Cancer is still widely misunderstood, with fears about treatment based on stories, rumors, or wrong information. But people feel better when they learn the facts. They feel less afraid and know what to expect. Ask questions, learn about your cancer, and be an active participant in your care. Some studies suggest that being well-informed about your illness and treatment makes you more likely to follow your treatment plans and recover from cancer faster.

Michael D. Becker

A unique fatigue

I only wish that I was better prepared for the common and debilitating fatigue that comes with cancer treatment, called cancer-related fatigue (CRF), which is different from the fatigue of daily life. CRF is defined as the feeling of unusual exhaustion associated with a high level of distress, disproportionate to the person’s activity, and not relieved by sleep or rest. It can last from months to years and often continues after treatment ends. The exact reason for cancer fatigue is unknown.

Michael D. Becker

Be flexible
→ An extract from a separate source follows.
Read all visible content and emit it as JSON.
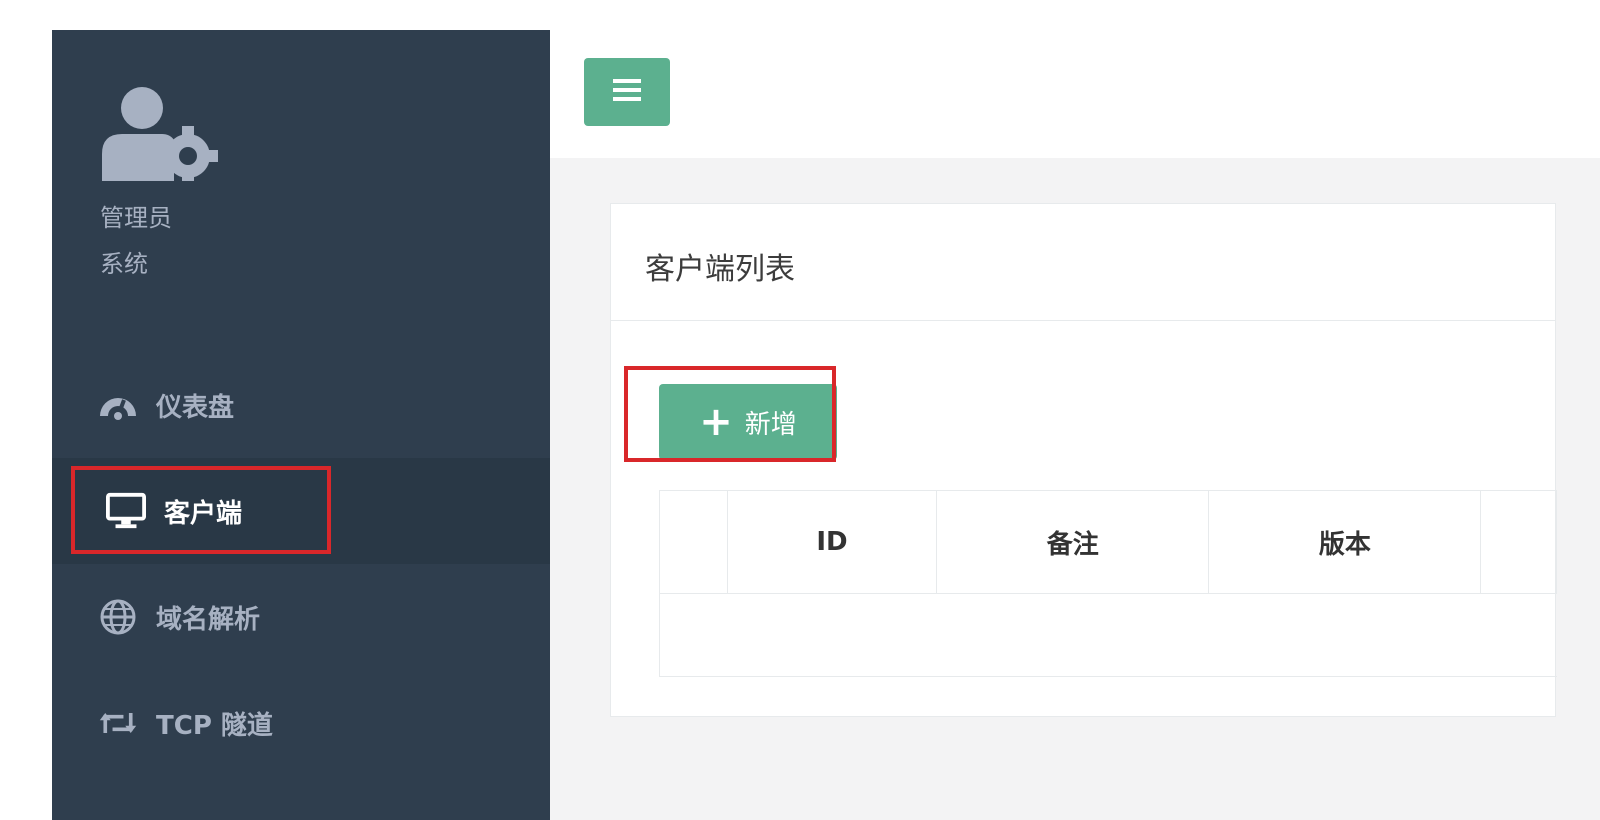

When it comes to treatment and other medical appointments, it's important to be patient and flexible. Your scheduled appointments may run late by an hour or more. This can be due to other patients being late, medical emergencies, or a patient bringing up a complex medical issue at the end of their appointment. Most doctors take the time they need to provide proper, thorough care — even if it means pushing back a few appointments. Just be ready, and try not get upset by the changes.